With the arrival of the 2004 Maxima sedan this spring, Nissan continues its hot streak of introducing innovative, eye-catching new products.

But I can't help thinking it's a little too weird.

What Nissan has done in the past few years, besides getting taken over by Renault -- which turned around a company that was going broke -- is to create a series of exciting cars and trucks. The list includes the Altima, the Xterra, the Murano, the 350Z and the Infiniti G35.

What all these cars shared was a somewhat out-there look. They certainly aren't being confused with the sedans, coupes, SUVs and sports cars being sold by rivals Toyota and Honda.

But, to me, the edgy styling and the availability of splashy colors (yellow on the Xterra, a bronze-y orange on the Z and the Murano) felt like an attention-grabbing gimmick.

I realize now that I was wrong. The look (and the color palette) is, for better or worse, the new personality of Nissan.

Take the Maxima. Our test car was painted a shade that was similar to the one seen earlier on the Z and Murano. On the Maxima, Nissan calls it Radiant Ember. My kids call it "the orange car."

And the styling, which I think I'm starting to like, is pretty radical. It's all round, even arch-shaped, like a VW sedan, but much more muscular. The grille is bold and toothy with a unique pattern of shiny bits. The wheel wells are huge -- to accommodate the 18-inch tires on our test car. The sides are smooth, and the rear is well-done and includes a subtle spoiler.

The oddest treatment, however, is what Nissan calls its Skyview roof. Seen from above, it looks like a Band-Aid across the top of the car. What it is is a kind of sunroof, except it doesn't open up to let the wind in, which is totally bizarre. Instead, both front- and back-seat passengers have sliding panels that roll away to reveal the sunshine -- or rain. (A regular sunroof is available.)

The contemporary look continues inside the cabin, which is done in black (with a variety of materials and textures) with a goodly amount of metallic trim.

The leather-covered seats on our 3.5 SE model were firm and comfortable. The Maxima's new platform allowed engineers to create a bigger car with a longer wheelbase, more interior volume and a bigger trunk (now 15.5 cubic feet).

Our test car also came with the Elite Package, an option group that turned the normal three-person back seat into a highfalutin sitting area for two. A large center console complete with a deep storage bin, a 12-volt power point and two cup holders ran between the two back seats. The package also included automatic up-and-down windows and a power rear sunshade for the back window, the kind of thing you'd find on a Mercedes-Benz sedan.

In all, $6,400 worth of options were added to our test model, turning a $27,000 car into one that cost nearly $34,000.

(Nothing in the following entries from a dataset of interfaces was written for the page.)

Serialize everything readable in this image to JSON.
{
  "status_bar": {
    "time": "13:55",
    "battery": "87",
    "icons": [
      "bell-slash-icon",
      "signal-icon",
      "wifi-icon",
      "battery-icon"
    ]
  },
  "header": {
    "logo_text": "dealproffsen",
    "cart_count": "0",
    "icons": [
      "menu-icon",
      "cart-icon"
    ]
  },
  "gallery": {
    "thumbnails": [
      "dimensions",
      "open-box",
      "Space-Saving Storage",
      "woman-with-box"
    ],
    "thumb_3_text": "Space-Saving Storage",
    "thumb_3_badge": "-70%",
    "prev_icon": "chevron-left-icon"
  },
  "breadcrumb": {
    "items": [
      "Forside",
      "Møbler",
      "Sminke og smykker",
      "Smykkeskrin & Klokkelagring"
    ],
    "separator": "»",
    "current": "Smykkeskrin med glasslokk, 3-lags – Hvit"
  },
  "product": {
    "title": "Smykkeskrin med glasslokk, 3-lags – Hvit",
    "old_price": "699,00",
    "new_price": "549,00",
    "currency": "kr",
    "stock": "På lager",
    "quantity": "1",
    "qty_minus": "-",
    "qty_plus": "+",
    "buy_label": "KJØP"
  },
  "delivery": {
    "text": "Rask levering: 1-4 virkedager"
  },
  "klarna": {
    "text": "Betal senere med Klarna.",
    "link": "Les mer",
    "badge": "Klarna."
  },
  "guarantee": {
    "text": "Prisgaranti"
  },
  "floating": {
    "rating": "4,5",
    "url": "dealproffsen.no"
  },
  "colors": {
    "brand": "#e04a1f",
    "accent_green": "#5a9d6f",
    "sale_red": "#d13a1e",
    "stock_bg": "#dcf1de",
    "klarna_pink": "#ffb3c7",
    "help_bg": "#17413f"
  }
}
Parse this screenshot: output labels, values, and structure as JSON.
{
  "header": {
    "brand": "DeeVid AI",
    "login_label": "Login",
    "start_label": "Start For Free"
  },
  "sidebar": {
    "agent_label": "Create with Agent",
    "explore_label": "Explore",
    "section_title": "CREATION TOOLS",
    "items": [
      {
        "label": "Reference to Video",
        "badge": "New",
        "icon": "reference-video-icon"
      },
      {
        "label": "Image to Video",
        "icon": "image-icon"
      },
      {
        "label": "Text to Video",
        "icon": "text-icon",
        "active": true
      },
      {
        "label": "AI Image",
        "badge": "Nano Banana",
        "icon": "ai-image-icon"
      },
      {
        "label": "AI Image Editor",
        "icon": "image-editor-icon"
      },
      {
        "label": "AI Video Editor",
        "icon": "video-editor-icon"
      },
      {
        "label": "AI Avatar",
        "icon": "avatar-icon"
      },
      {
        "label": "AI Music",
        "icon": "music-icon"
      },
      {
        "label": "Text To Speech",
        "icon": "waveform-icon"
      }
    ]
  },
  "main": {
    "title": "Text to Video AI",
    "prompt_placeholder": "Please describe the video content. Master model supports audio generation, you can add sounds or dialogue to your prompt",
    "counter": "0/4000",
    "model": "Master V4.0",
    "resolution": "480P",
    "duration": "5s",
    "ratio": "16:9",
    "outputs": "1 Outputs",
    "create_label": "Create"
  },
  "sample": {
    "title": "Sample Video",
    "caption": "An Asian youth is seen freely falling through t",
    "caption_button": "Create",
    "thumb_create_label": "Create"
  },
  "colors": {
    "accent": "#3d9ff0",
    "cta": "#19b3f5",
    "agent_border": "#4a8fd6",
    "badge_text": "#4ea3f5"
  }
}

The engine in the new Maxi ma will be instantly familiar to anyone who has driven a Nissan (or followed the Nissan comeback story) in recent years. It's the 3.5-liter V-6 that's found on numerous other models. Here, it produces 265 horsepower. That makes the Maxima a very fast car. I'd often look down while driving on the highway and be surprised that I was going 80 mph.

The only less-than-satisfying moment with the Maxima came from a troublesome transmission. Our car came equipped with the five-speed automatic with manual shifting. Both a four-speed automatic and a six-speed manual are also offered. Fine most of the time, the transmission felt a bit muddy at low speeds as it shifted into third gear. When I did the shifting myself, the moves from gear to gear were more satisfying. (It also didn't help that the plate covering the automatic transmission was a bit loose, too, although that didn't affect the shifting but it made the Maxima seem less than perfect, quality-wise.)

Two versions of the new Maxima are offered. The 3.5 SE is the sportier version with its metallic trim, 18-inch V-rated tires, tighter suspension and optional six-speed manual. The 3.5 SL is the luxury treatment with its standard wood trim, 17-inch tires and softer suspension.

When the Altima became Nissan's mainstream sedan two years ago, the plan was to turn the Maxima into more of a performance/premium model. Now that the new version of Nissan's front-wheel-drive flagship sedan has arrived -- it's built in the United States for the first time, at Nissan's Tennessee plant -- it's easy to see the wisdom of that strategy. Nissan admits that it'll sell fewer Maximas than in the past, but that's OK with them, because now the Maxima and the Murano SUV serve as perfect bridges between mainstream Nissan and upscale Infiniti.